By Muhammad Dahiru Lawal
Twenty-five years ago, when some youthful medical students and their social peers started their humanitarian activities out of passion and the desire to impact the lives of young people at the grassroots, not many in the commercial hub of Kano realise it was going to be one of the most vibrant Non-Governmental Organisation (NGO) in the ancient city and beyond.
Exactly two and half decades later, the Youth Society for the Prevention of Infectious Diseases and Social Vices (YOSPIS), stands firm in the realm of development work, touching thousands of lives that transcends ethnic, religious and social status and championing the cause of gender inclusion by appointing its first female executive director, 26-year-old Zainab Nasir Ahmed in August of 2021, after the reign of more than four chief executives of the organisation.
On 25th September 2022, YOSPIS celebrated its 25th year anniversary in Kano state with pomp and glam and the memory of how it all started pervaded the air at the various activities to mark its years of impact, survival, resilience and standards.
“It all started in 1995 as an effort to curb the menace of HIV, Drug Abuse and other social vices among youths in the state,” recalls Dr Aminu Magashi Garba, the maiden Executive Chairman of the organisation who is currently the founder and coordinator of the Africa Health Budget Network, a regional group that uses budget advocacy to influence adequate health spending and improve transparency and accountability.
“I was a medical student at Bayero University Kano, as an executive member of Bayero University Medical student association (BUMSA) we organised a lecture titled ‘The Dark of reality is in Nigeria’ where the presenter explained the role of young people in curbing the menace of HIV.”
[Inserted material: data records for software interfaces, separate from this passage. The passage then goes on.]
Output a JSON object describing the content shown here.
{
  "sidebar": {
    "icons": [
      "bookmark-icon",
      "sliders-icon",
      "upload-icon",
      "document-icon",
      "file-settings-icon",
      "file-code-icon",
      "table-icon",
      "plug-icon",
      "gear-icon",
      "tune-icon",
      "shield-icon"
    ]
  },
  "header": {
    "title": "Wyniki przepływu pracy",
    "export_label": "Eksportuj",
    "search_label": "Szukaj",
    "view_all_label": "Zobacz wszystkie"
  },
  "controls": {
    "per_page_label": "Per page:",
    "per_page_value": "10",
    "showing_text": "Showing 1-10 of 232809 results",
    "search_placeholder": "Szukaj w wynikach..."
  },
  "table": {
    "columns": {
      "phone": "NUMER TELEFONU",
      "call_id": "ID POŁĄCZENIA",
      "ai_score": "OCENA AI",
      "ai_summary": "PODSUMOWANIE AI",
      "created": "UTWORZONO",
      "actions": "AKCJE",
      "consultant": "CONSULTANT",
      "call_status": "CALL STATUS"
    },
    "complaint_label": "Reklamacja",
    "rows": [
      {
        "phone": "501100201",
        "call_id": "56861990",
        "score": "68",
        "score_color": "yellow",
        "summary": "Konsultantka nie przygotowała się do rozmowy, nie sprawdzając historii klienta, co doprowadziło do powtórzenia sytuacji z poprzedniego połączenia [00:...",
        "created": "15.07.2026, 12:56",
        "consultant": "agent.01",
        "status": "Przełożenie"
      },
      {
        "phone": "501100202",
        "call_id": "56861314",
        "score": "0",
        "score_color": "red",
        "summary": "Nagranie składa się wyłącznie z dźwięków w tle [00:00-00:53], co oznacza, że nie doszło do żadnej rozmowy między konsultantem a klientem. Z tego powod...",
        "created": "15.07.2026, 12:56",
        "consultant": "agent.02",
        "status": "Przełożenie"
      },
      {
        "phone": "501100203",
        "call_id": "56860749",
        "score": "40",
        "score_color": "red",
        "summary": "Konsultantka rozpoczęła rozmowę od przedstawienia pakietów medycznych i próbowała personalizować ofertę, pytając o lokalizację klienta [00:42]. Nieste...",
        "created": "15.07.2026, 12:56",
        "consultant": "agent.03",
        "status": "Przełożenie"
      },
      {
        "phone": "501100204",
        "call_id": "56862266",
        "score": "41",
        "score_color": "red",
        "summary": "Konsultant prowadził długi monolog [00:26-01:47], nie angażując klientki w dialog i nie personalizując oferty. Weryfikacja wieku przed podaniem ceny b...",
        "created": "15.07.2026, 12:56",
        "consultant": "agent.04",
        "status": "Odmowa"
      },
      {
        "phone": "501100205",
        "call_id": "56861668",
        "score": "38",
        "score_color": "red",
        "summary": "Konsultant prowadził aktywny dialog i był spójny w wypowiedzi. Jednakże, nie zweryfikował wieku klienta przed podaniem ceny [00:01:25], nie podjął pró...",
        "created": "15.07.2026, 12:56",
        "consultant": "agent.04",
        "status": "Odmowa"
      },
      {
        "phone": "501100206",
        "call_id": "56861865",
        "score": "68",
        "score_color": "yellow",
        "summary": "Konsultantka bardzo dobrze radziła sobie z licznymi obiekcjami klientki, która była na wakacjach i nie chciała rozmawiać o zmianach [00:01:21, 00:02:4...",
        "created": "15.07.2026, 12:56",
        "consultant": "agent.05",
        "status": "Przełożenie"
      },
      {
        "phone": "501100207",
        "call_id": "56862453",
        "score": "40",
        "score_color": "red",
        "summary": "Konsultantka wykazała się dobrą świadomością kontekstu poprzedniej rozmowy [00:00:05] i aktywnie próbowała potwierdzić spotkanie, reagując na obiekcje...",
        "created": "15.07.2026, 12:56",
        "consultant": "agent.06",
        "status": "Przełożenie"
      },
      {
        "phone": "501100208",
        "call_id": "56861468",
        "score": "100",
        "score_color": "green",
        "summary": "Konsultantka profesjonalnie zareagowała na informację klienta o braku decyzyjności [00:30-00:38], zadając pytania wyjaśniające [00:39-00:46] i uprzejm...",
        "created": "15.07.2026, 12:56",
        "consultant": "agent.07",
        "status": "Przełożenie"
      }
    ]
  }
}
Magashi who was the Vice President of Nigerian Medical Students Association in 1997/98 felt the need to mobilize young people to engage in sensitizing students on HIV and other vices.
Recounting the groups various engagements and awareness creation on campus, Magashi narrated further, “through that journey, I dived into the Nigeria Medical student association (NMSA) where I became the vice president and met with Tanko Yakasai who is now a medical doctor, together we furthered the quest”.
He reminisced over the tremendous amount of support and goodwill the group gathered within and outside BUK campus.
“The likes of Muhammad Abdullahi Indabawa, Tijjani Tukur Dambazau who at that time were involved in the advocacy of good governance and democracy all gave their support.
“I involved them in the plan of creating HIV clubs in the schools, surprisingly they were also looking for young people to advocate good governance and democracy in Kano state, and advised me to join them”.
“I felt that rather than joining them, why not merge as one, to become a full fledge NGO,” he recounted.
“Together with my friends from Primary school and alumni of Dawakin Tofa, class 1991 chapter who showed interest we formed the Youth society for the prevention of Infectious diseases and social vices (YOSPIS) in September 1997 and expanded the activities outside the campus to become an independent body.”
YOSPIS Biggest Legacy is establishing the NGO – Magashi
In an exclusive interview, Dr. Aminu Magashi, who was the brain behind the group’s formation unveiled various achievements and legacies of YOSPIS and said It was an amazing journey to see through the achievements and developments of the enduring non-profit over the years.
He stated that “I could remember vividly in 1997, when we secured the name, we set out to establish the objectives of the four amalgamated groups; the medical student association, the youth advocacy for good governance, primary and secondary groups to fit in
“I became the first maiden executive chairman while Tijjani Tukur emerged as the vice chairman, Mannir Muhammad Indabawa the director finance who later become director protocol, Hajara Ni’ima Kera becamed the secretary-general”
Magashi revealed that the biggest legacy of YOSPIS is the mobilization of young people that they can do it and do it better and establishment of the NGO.
He added that “as young people, it was a great achievement to manage millions of funds without misappropriation
“Everything we did before was voluntary, only money from friends and families we relied on. We began thinking of ways to raise funds and launched our first fundraising event at the central hotel in February 1998.
“The money gathered from it was used to pay a rent of two years at a shopping complex here in Kano, later on, we secured funds from UNICEF, World Banks, and politicians, to keep YOSPIS going,” He recalled with nostalgia.
The organisation has set the pace for other young people to create their NGO in Kano, this to me is the biggest achievement Magashi concluded.
He lastly advised that people should continue supporting the young people, as they are the leaders of today and tomorrow in order to have a healthier Nation.